The deprived sections of the community continue to struggle in the Jagati dungeons. Their landed assets remain encroached while the establishment remains indifferent. The employment package is in the deep freeze. Even now, the deserving among migrants and non-migrants are not beneficiaries of any Centrally sponsored welfare schemes. The lot of unregistered migrants is even worst. They have no voice.
Discontent Brews in UT of Ladakh
Ladakh Buddhist Association, a socio-religious group and other local outfits had long been demanding UT status for the political empowerment and economic development of the region.
The initial euphoria is fast ebbing. About five thousand administrative posts are vacant, and the LG has done precious little to overcome this shortage. To be fair to the Government, Ladakh can’t boast of an indigenous talent pool to fill all the posts. The Ladakhi leadership must be flexible in allowing outsiders to fill-in the vacant positions in the interim till homegrown talent is ready to take over.

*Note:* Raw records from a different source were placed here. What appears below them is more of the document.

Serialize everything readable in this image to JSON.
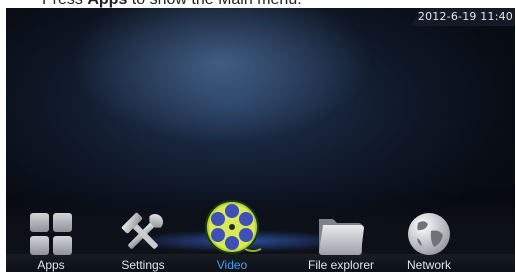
{
  "caption": {
    "prefix": "Press ",
    "bold": "Apps",
    "suffix": " to show the Main menu."
  },
  "status_bar": {
    "datetime": "2012-6-19 11:40"
  },
  "dock": {
    "items": [
      {
        "label": "Apps",
        "icon": "apps-grid-icon",
        "selected": false
      },
      {
        "label": "Settings",
        "icon": "tools-icon",
        "selected": false
      },
      {
        "label": "Video",
        "icon": "film-reel-icon",
        "selected": true
      },
      {
        "label": "File explorer",
        "icon": "folder-icon",
        "selected": false
      },
      {
        "label": "Network",
        "icon": "globe-icon",
        "selected": false
      }
    ]
  },
  "colors": {
    "selected_label": "#3fa0ff",
    "label": "#dfe3ea",
    "background": "#0f1828"
  }
}
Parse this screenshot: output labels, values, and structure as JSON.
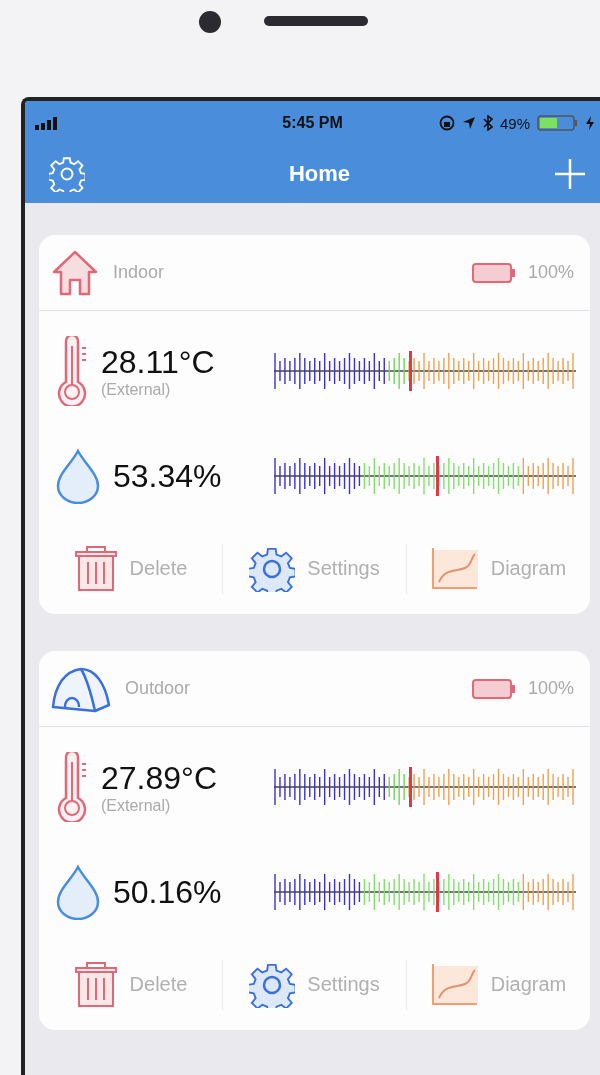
{
  "status_bar": {
    "time": "5:45 PM",
    "battery": "49%"
  },
  "nav_bar": {
    "title": "Home"
  },
  "devices": [
    {
      "kind": "house",
      "name": "Indoor",
      "battery": "100%",
      "readings": [
        {
          "kind": "temperature",
          "value": "28.11°C",
          "note": "(External)"
        },
        {
          "kind": "humidity",
          "value": "53.34%"
        }
      ],
      "actions": [
        "Delete",
        "Settings",
        "Diagram"
      ]
    },
    {
      "kind": "tent",
      "name": "Outdoor",
      "battery": "100%",
      "readings": [
        {
          "kind": "temperature",
          "value": "27.89°C",
          "note": "(External)"
        },
        {
          "kind": "humidity",
          "value": "50.16%"
        }
      ],
      "actions": [
        "Delete",
        "Settings",
        "Diagram"
      ]
    }
  ]
}
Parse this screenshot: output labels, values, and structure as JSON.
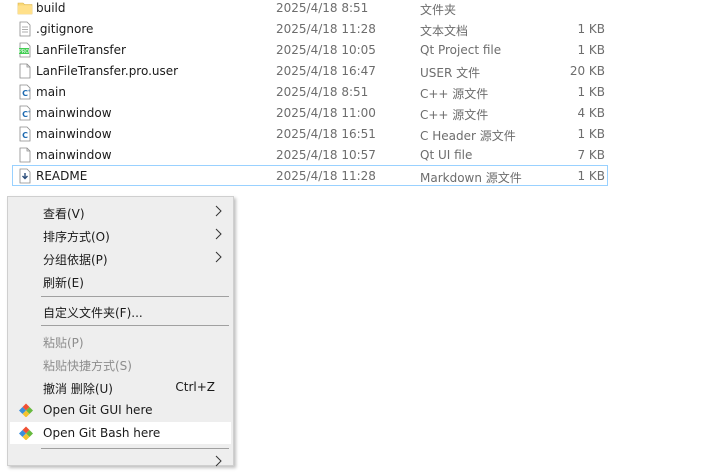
{
  "files": [
    {
      "name": "build",
      "date": "2025/4/18 8:51",
      "type": "文件夹",
      "size": "",
      "icon": "folder-icon"
    },
    {
      "name": ".gitignore",
      "date": "2025/4/18 11:28",
      "type": "文本文档",
      "size": "1 KB",
      "icon": "text-file-icon"
    },
    {
      "name": "LanFileTransfer",
      "date": "2025/4/18 10:05",
      "type": "Qt Project file",
      "size": "1 KB",
      "icon": "qt-project-icon"
    },
    {
      "name": "LanFileTransfer.pro.user",
      "date": "2025/4/18 16:47",
      "type": "USER 文件",
      "size": "20 KB",
      "icon": "blank-file-icon"
    },
    {
      "name": "main",
      "date": "2025/4/18 8:51",
      "type": "C++ 源文件",
      "size": "1 KB",
      "icon": "cpp-file-icon"
    },
    {
      "name": "mainwindow",
      "date": "2025/4/18 11:00",
      "type": "C++ 源文件",
      "size": "4 KB",
      "icon": "cpp-file-icon"
    },
    {
      "name": "mainwindow",
      "date": "2025/4/18 16:51",
      "type": "C Header 源文件",
      "size": "1 KB",
      "icon": "c-header-icon"
    },
    {
      "name": "mainwindow",
      "date": "2025/4/18 10:57",
      "type": "Qt UI file",
      "size": "7 KB",
      "icon": "qt-ui-file-icon"
    },
    {
      "name": "README",
      "date": "2025/4/18 11:28",
      "type": "Markdown 源文件",
      "size": "1 KB",
      "icon": "markdown-file-icon"
    }
  ],
  "context_menu": {
    "view": "查看(V)",
    "sort_by": "排序方式(O)",
    "group_by": "分组依据(P)",
    "refresh": "刷新(E)",
    "customize_folder": "自定义文件夹(F)...",
    "paste": "粘贴(P)",
    "paste_shortcut": "粘贴快捷方式(S)",
    "undo_delete": "撤消 删除(U)",
    "undo_shortcut": "Ctrl+Z",
    "open_git_gui": "Open Git GUI here",
    "open_git_bash": "Open Git Bash here"
  },
  "colors": {
    "selection_border": "#99d1ff",
    "menu_background": "#eeeeee",
    "git_icon_top": "#f05033",
    "git_icon_left": "#3a8edb",
    "git_icon_right": "#67b93e",
    "git_icon_bottom": "#f4c32f"
  }
}
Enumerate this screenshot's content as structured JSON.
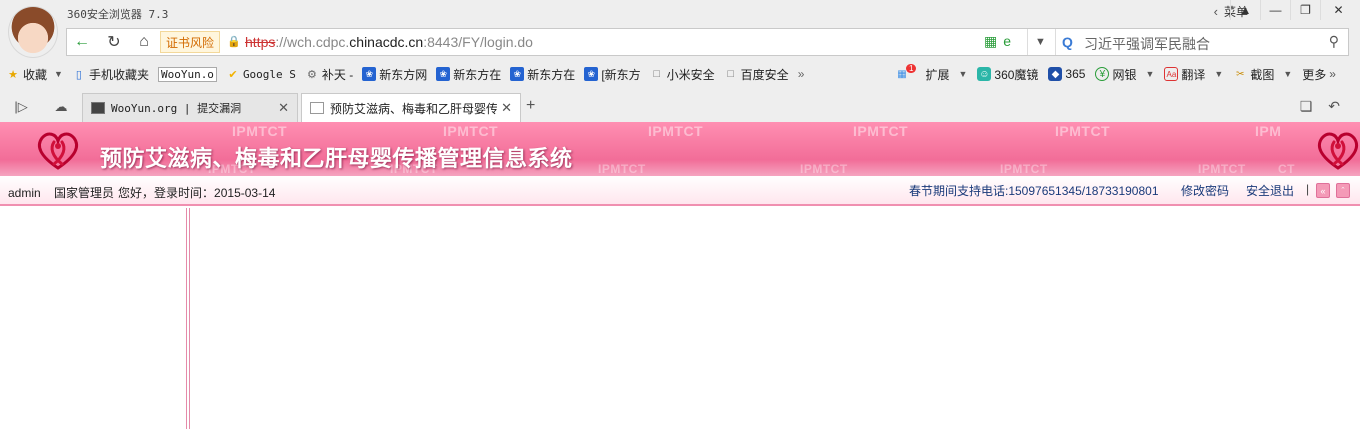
{
  "window": {
    "title": "360安全浏览器 7.3",
    "menu_label": "菜单"
  },
  "navbar": {
    "cert_warning": "证书风险",
    "url_protocol": "https",
    "url_prefix": "://wch.cdpc.",
    "url_host": "chinacdc.cn",
    "url_suffix": ":8443/FY/login.do",
    "search_text": "习近平强调军民融合"
  },
  "bookmarks": [
    {
      "label": "收藏",
      "icon": "star-add-icon"
    },
    {
      "label": "手机收藏夹",
      "icon": "phone-icon"
    },
    {
      "label": "WooYun.o",
      "icon": "wooyun-icon"
    },
    {
      "label": "Google S",
      "icon": "google-icon"
    },
    {
      "label": "补天 -",
      "icon": "butian-icon"
    },
    {
      "label": "新东方网",
      "icon": "baidu-paw-icon"
    },
    {
      "label": "新东方在",
      "icon": "baidu-paw-icon"
    },
    {
      "label": "新东方在",
      "icon": "baidu-paw-icon"
    },
    {
      "label": "[新东方",
      "icon": "baidu-paw-icon"
    },
    {
      "label": "小米安全",
      "icon": "page-icon"
    },
    {
      "label": "百度安全",
      "icon": "page-icon"
    }
  ],
  "tools": [
    {
      "label": "扩展",
      "icon": "extensions-icon",
      "badge": "1"
    },
    {
      "label": "360魔镜",
      "icon": "mirror-icon"
    },
    {
      "label": "365",
      "icon": "shield-icon"
    },
    {
      "label": "网银",
      "icon": "bank-icon"
    },
    {
      "label": "翻译",
      "icon": "translate-icon"
    },
    {
      "label": "截图",
      "icon": "screenshot-icon"
    },
    {
      "label": "更多",
      "icon": "more-icon"
    }
  ],
  "tabs": [
    {
      "label": "WooYun.org | 提交漏洞"
    },
    {
      "label": "预防艾滋病、梅毒和乙肝母婴传"
    }
  ],
  "page": {
    "watermark": "IPMTCT",
    "watermark_partial_1": "IPM",
    "watermark_partial_2": "CT",
    "system_title": "预防艾滋病、梅毒和乙肝母婴传播管理信息系统",
    "user_name": "admin",
    "user_role": "国家管理员",
    "greeting": "您好，登录时间：2015-03-14",
    "support_phone": "春节期间支持电话:15097651345/18733190801",
    "change_password": "修改密码",
    "logout": "安全退出",
    "separator": "|"
  },
  "colors": {
    "banner_pink": "#f26d98",
    "accent_pink": "#e58aa9",
    "link_blue": "#1a3a7a",
    "cert_orange": "#d26a00"
  }
}
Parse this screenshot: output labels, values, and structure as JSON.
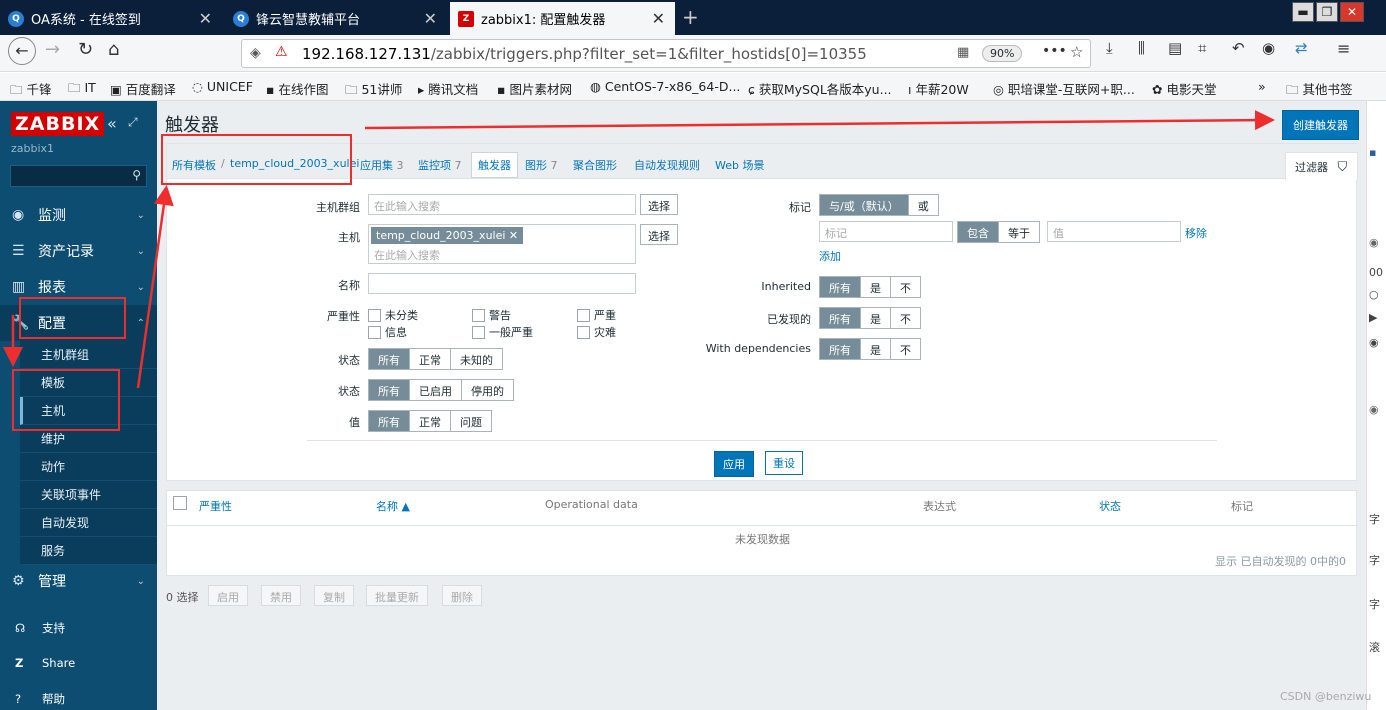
{
  "browser": {
    "tabs": [
      {
        "title": "OA系统 - 在线签到",
        "icon": "q-icon"
      },
      {
        "title": "锋云智慧教辅平台",
        "icon": "q-icon"
      },
      {
        "title": "zabbix1: 配置触发器",
        "icon": "z-icon"
      }
    ],
    "url_host": "192.168.127.131",
    "url_path": "/zabbix/triggers.php?filter_set=1&filter_hostids[0]=10355",
    "zoom": "90%",
    "bookmarks": [
      "千锋",
      "IT",
      "百度翻译",
      "UNICEF",
      "在线作图",
      "51讲师",
      "腾讯文档",
      "图片素材网",
      "CentOS-7-x86_64-D...",
      "获取MySQL各版本yu...",
      "年薪20W",
      "职培课堂-互联网+职...",
      "电影天堂",
      "其他书签"
    ]
  },
  "sidebar": {
    "logo": "ZABBIX",
    "instance": "zabbix1",
    "menu": {
      "monitoring": "监测",
      "inventory": "资产记录",
      "reports": "报表",
      "config": "配置",
      "admin": "管理"
    },
    "config_sub": [
      "主机群组",
      "模板",
      "主机",
      "维护",
      "动作",
      "关联项事件",
      "自动发现",
      "服务"
    ],
    "lower": [
      "支持",
      "Share",
      "帮助"
    ]
  },
  "page": {
    "title": "触发器",
    "create_button": "创建触发器",
    "breadcrumb": {
      "all_templates": "所有模板",
      "sep": "/",
      "template": "temp_cloud_2003_xulei",
      "apps": "应用集",
      "apps_count": "3",
      "items": "监控项",
      "items_count": "7",
      "triggers": "触发器",
      "graphs": "图形",
      "graphs_count": "7",
      "screens": "聚合图形",
      "discovery": "自动发现规则",
      "web": "Web 场景"
    },
    "filter_tab": "过滤器",
    "filter": {
      "host_group": "主机群组",
      "host": "主机",
      "name": "名称",
      "severity": "严重性",
      "state": "状态",
      "status": "状态",
      "value": "值",
      "search_placeholder": "在此输入搜索",
      "select": "选择",
      "host_tag": "temp_cloud_2003_xulei",
      "severities": [
        "未分类",
        "警告",
        "严重",
        "信息",
        "一般严重",
        "灾难"
      ],
      "state_opts": [
        "所有",
        "正常",
        "未知的"
      ],
      "status_opts": [
        "所有",
        "已启用",
        "停用的"
      ],
      "value_opts": [
        "所有",
        "正常",
        "问题"
      ],
      "tags": "标记",
      "tag_ops": [
        "与/或（默认）",
        "或"
      ],
      "tag_placeholder": "标记",
      "tag_match": [
        "包含",
        "等于"
      ],
      "value_placeholder": "值",
      "remove": "移除",
      "add": "添加",
      "inherited": "Inherited",
      "discovered": "已发现的",
      "with_dep": "With dependencies",
      "yes_no": [
        "所有",
        "是",
        "不"
      ],
      "apply": "应用",
      "reset": "重设"
    },
    "table": {
      "cols": {
        "severity": "严重性",
        "name": "名称 ▲",
        "opdata": "Operational data",
        "expression": "表达式",
        "status": "状态",
        "tags": "标记"
      },
      "nodata": "未发现数据",
      "footer": "显示 已自动发现的 0中的0"
    },
    "bottom": {
      "selected": "0 选择",
      "actions": [
        "启用",
        "禁用",
        "复制",
        "批量更新",
        "删除"
      ]
    }
  },
  "right_panel": [
    "00",
    "字",
    "字",
    "字",
    "滚"
  ],
  "watermark": "CSDN @benziwu",
  "colors": {
    "accent": "#0275b8",
    "sidebar": "#0d4d72",
    "annotation": "#ee2e2e"
  }
}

Acknowledging that UT was still a work in progress, local Congress leader Rigzin Spalbar echoed locals’ concerns ‘People in Ladakh want a constitutional guarantee that will protect their identity, culture, land and jobs. We are just three lakh people and cannot withstand an inflow of 1.3 billion people from across the country’. Union Government’s indifference to a recommendation by the National Commission for Scheduled Tribes to bring UT of Ladakh under the Sixth Schedule, guaranteeing a degree of autonomy, has added to locals’ anxiety. Over 97% of the region’s population comprises of Scheduled Tribes.
There are indications that the Union Government is likely to bring in a Domocilie Law for UT of Ladakh. If patterned on the law brought in for UT of J&K, locals would protest. Ladakh Buddhist Association and other organisations held joint public rallies in February 2020 to demand ‘constitutional’ safeguards.
Since the UT of Ladakh doesn’t have a legislature, peoples’ participation in governance can only be ensured by strengthening two Hill Development Councils (HDC), one at Leh and another at Kargil. Though a year has passed, regrettably, rules of business defining roles and functions of UT administration and that of the HDCs are yet to be framed.
The security situation continues to be grim. India needs to be circumspect. As of now, there is a vast governance deficit. There has virtually been no development in J&K for last one year.
With no elected representatives to represent people and an indifferent bureaucracy at the helm, public grievances remain unaddressed. Youth require DCs to apply for jobs recently announced by the Government. Procedure for issue of these Certificates must be simplified. Finally, the Government must start a political process in the UT of J&K to mitigate peoples problems.